Goal of the exercise:
Search the entries below for the string "name" and copy the lines that hold it.

Source records:

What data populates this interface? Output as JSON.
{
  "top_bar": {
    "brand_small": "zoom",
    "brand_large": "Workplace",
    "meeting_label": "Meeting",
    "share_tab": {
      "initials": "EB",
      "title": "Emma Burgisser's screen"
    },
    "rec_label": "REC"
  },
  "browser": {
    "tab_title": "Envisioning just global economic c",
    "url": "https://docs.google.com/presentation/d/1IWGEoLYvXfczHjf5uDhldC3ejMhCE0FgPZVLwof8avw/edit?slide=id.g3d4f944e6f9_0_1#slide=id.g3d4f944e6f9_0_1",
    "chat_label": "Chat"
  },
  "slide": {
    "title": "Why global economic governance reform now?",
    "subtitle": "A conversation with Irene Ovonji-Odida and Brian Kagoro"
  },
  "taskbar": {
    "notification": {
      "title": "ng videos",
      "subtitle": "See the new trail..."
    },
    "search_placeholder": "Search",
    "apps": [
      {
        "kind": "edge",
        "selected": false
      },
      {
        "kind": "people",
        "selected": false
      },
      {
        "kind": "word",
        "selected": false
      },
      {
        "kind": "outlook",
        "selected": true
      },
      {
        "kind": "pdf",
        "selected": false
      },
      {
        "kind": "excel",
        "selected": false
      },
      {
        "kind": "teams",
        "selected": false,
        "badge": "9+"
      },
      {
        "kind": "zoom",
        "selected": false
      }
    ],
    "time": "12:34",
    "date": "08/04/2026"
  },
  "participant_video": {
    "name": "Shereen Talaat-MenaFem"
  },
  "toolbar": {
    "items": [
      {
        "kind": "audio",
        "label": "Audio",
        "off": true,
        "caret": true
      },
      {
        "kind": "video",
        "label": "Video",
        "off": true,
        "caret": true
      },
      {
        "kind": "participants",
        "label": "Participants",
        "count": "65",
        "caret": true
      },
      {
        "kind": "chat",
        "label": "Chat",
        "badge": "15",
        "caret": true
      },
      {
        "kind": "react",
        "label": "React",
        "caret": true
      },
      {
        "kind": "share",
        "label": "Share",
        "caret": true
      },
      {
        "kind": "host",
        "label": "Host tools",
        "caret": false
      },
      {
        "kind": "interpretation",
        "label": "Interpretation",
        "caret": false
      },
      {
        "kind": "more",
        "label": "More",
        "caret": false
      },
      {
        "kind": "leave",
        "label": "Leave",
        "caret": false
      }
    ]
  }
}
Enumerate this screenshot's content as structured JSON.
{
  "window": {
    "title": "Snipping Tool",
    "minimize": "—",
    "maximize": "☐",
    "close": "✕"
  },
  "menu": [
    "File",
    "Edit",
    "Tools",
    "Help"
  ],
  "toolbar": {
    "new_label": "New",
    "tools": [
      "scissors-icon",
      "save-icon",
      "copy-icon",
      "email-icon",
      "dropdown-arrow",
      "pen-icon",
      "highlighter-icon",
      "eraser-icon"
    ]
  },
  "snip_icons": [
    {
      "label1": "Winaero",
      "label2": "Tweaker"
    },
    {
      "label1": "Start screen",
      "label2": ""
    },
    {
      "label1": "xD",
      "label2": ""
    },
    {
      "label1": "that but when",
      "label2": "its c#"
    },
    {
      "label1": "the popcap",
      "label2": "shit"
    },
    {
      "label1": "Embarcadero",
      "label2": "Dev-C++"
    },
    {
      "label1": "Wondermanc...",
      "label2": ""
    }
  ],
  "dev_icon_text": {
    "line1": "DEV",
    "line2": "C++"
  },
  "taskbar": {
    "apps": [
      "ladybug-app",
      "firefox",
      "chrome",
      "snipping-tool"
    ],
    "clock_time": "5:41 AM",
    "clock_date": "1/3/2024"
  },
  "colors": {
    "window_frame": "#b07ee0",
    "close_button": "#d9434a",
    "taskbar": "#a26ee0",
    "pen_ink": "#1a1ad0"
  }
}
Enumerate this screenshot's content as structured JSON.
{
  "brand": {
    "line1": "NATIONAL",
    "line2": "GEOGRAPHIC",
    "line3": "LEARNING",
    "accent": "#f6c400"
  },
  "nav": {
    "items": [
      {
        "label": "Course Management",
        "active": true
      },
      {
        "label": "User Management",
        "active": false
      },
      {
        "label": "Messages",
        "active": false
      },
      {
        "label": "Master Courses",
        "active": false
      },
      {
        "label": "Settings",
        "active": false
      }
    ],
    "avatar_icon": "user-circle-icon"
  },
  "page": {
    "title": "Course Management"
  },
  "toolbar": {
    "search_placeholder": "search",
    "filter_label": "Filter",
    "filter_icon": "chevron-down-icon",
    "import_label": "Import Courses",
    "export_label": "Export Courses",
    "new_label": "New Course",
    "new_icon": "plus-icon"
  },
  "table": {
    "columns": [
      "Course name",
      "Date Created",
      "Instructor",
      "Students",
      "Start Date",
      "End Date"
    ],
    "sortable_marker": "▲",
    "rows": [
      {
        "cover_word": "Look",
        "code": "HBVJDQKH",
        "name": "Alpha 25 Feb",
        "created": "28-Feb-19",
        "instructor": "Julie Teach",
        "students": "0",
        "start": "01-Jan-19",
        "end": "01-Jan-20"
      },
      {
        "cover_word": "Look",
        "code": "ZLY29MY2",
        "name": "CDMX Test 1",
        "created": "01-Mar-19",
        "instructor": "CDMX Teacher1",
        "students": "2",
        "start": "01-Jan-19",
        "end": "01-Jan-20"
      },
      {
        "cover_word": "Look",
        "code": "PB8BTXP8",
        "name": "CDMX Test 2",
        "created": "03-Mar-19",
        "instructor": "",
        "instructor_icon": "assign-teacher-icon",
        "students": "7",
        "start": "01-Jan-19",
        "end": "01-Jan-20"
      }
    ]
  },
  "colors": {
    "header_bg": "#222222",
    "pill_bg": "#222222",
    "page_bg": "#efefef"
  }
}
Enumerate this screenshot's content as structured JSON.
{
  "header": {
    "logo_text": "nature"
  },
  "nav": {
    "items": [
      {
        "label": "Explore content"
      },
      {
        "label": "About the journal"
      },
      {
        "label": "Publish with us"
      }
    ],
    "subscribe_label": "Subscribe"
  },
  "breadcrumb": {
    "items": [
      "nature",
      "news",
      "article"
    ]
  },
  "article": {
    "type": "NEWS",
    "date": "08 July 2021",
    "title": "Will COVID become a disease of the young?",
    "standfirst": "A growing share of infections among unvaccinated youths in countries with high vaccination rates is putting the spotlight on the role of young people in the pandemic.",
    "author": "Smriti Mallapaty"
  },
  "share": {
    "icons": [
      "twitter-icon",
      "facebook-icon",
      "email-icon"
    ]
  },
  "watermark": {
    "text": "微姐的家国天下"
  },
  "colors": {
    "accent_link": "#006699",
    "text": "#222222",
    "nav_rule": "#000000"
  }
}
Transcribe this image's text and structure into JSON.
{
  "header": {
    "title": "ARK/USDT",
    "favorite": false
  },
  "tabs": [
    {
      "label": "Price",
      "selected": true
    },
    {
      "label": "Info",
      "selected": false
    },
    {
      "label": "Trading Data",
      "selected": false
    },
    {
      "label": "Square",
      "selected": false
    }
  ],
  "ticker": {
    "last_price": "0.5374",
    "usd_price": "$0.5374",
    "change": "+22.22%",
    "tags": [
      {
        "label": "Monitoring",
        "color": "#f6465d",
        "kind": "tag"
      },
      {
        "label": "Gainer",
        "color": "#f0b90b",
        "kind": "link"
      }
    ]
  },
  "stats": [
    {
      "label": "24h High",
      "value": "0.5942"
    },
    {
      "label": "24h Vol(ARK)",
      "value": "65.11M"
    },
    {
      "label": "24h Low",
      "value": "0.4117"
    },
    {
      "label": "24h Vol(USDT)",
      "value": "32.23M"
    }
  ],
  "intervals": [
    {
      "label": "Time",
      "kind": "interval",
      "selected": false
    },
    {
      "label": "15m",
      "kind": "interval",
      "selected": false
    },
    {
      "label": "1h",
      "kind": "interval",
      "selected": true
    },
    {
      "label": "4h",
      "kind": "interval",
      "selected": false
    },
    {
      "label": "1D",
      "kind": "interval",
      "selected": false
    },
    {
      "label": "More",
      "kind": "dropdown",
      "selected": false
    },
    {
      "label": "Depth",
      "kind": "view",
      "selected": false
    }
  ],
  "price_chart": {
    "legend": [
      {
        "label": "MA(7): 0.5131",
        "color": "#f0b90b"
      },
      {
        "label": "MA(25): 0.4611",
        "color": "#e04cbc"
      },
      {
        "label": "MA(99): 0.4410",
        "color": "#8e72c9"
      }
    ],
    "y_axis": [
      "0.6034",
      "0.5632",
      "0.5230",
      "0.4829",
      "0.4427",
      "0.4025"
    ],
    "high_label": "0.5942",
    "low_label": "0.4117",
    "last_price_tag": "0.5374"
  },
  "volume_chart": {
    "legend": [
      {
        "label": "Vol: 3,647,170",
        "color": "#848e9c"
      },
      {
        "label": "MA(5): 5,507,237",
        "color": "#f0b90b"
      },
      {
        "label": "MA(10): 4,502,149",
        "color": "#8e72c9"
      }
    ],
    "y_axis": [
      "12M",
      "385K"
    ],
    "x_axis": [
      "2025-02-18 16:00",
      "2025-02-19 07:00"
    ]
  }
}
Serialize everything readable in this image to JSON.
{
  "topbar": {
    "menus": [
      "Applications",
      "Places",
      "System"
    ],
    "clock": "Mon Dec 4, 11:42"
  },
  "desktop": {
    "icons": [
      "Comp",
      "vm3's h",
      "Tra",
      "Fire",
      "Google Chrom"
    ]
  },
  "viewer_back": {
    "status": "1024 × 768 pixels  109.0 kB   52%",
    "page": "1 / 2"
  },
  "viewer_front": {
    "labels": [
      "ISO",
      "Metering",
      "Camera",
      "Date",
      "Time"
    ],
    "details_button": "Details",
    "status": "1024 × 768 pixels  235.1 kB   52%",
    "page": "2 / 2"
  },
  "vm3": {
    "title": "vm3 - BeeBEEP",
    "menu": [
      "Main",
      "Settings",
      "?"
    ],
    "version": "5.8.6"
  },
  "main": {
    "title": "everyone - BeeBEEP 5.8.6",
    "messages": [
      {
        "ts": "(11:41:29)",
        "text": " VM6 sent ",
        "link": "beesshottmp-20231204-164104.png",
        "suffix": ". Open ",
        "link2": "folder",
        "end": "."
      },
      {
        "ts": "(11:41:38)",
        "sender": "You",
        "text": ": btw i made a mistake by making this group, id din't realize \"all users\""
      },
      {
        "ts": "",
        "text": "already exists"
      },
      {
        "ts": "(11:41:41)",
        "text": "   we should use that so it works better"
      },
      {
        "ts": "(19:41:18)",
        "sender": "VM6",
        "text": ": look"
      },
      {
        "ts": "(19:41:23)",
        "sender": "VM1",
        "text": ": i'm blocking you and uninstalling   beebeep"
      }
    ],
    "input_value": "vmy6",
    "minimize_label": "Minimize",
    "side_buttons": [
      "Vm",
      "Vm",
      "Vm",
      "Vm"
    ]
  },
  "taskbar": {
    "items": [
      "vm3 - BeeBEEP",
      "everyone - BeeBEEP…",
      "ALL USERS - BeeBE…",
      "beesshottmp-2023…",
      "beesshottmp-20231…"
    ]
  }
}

Answer section:
    "name": "Shereen Talaat-MenaFem"
      "Course name",
        "name": "Alpha 25 Feb",
        "name": "CDMX Test 1",
        "name": "CDMX Test 2",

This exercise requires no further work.